EXERCISE AIM
Nothing in the records that follow should differ once you have copied them out.

Stored data
* * * *
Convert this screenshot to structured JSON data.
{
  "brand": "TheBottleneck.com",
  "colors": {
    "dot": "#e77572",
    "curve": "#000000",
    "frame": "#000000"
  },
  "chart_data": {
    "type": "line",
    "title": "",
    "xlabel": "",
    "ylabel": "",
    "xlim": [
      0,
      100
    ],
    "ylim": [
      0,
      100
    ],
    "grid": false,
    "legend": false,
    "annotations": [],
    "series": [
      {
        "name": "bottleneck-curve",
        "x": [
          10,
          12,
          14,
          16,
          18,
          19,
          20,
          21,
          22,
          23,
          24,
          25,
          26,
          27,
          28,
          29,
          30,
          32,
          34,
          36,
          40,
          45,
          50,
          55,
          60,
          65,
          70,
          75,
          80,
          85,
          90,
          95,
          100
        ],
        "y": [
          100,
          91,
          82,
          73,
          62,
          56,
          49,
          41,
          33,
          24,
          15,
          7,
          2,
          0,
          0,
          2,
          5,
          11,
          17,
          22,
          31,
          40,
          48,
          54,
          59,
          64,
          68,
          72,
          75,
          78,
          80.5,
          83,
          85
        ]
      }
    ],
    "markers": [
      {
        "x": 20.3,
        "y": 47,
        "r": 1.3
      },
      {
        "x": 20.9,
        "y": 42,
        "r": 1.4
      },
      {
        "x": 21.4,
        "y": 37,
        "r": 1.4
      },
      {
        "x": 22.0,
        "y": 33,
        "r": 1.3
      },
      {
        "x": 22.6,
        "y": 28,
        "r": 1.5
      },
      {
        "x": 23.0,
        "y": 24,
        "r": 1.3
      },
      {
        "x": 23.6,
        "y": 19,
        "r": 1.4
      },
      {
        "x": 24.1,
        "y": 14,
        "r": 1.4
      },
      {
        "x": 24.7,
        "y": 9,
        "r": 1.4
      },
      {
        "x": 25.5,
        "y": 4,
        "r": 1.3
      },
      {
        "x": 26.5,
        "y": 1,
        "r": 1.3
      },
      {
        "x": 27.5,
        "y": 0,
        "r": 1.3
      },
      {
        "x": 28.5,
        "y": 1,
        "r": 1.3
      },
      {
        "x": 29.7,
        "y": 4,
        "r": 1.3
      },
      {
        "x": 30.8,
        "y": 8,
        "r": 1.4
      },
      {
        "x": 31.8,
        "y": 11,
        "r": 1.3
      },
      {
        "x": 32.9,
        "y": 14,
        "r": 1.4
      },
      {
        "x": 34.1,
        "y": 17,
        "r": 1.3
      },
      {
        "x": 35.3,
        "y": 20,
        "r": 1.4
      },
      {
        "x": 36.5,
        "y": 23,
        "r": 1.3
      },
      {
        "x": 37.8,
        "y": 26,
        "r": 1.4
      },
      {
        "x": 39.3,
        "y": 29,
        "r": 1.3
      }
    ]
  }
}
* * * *
WRITTEN SOLUTION
Convert this screenshot to structured JSON data.
{
  "brand": "TheBottleneck.com",
  "colors": {
    "dot": "#e77572",
    "curve": "#000000",
    "frame": "#000000"
  },
  "chart_data": {
    "type": "line",
    "title": "",
    "xlabel": "",
    "ylabel": "",
    "xlim": [
      0,
      100
    ],
    "ylim": [
      0,
      100
    ],
    "grid": false,
    "legend": false,
    "annotations": [],
    "series": [
      {
        "name": "bottleneck-curve",
        "x": [
          10,
          12,
          14,
          16,
          18,
          19,
          20,
          21,
          22,
          23,
          24,
          25,
          26,
          27,
          28,
          29,
          30,
          32,
          34,
          36,
          40,
          45,
          50,
          55,
          60,
          65,
          70,
          75,
          80,
          85,
          90,
          95,
          100
        ],
        "y": [
          100,
          91,
          82,
          73,
          62,
          56,
          49,
          41,
          33,
          24,
          15,
          7,
          2,
          0,
          0,
          2,
          5,
          11,
          17,
          22,
          31,
          40,
          48,
          54,
          59,
          64,
          68,
          72,
          75,
          78,
          80.5,
          83,
          85
        ]
      }
    ],
    "markers": [
      {
        "x": 20.3,
        "y": 47,
        "r": 1.3
      },
      {
        "x": 20.9,
        "y": 42,
        "r": 1.4
      },
      {
        "x": 21.4,
        "y": 37,
        "r": 1.4
      },
      {
        "x": 22.0,
        "y": 33,
        "r": 1.3
      },
      {
        "x": 22.6,
        "y": 28,
        "r": 1.5
      },
      {
        "x": 23.0,
        "y": 24,
        "r": 1.3
      },
      {
        "x": 23.6,
        "y": 19,
        "r": 1.4
      },
      {
        "x": 24.1,
        "y": 14,
        "r": 1.4
      },
      {
        "x": 24.7,
        "y": 9,
        "r": 1.4
      },
      {
        "x": 25.5,
        "y": 4,
        "r": 1.3
      },
      {
        "x": 26.5,
        "y": 1,
        "r": 1.3
      },
      {
        "x": 27.5,
        "y": 0,
        "r": 1.3
      },
      {
        "x": 28.5,
        "y": 1,
        "r": 1.3
      },
      {
        "x": 29.7,
        "y": 4,
        "r": 1.3
      },
      {
        "x": 30.8,
        "y": 8,
        "r": 1.4
      },
      {
        "x": 31.8,
        "y": 11,
        "r": 1.3
      },
      {
        "x": 32.9,
        "y": 14,
        "r": 1.4
      },
      {
        "x": 34.1,
        "y": 17,
        "r": 1.3
      },
      {
        "x": 35.3,
        "y": 20,
        "r": 1.4
      },
      {
        "x": 36.5,
        "y": 23,
        "r": 1.3
      },
      {
        "x": 37.8,
        "y": 26,
        "r": 1.4
      },
      {
        "x": 39.3,
        "y": 29,
        "r": 1.3
      }
    ]
  }
}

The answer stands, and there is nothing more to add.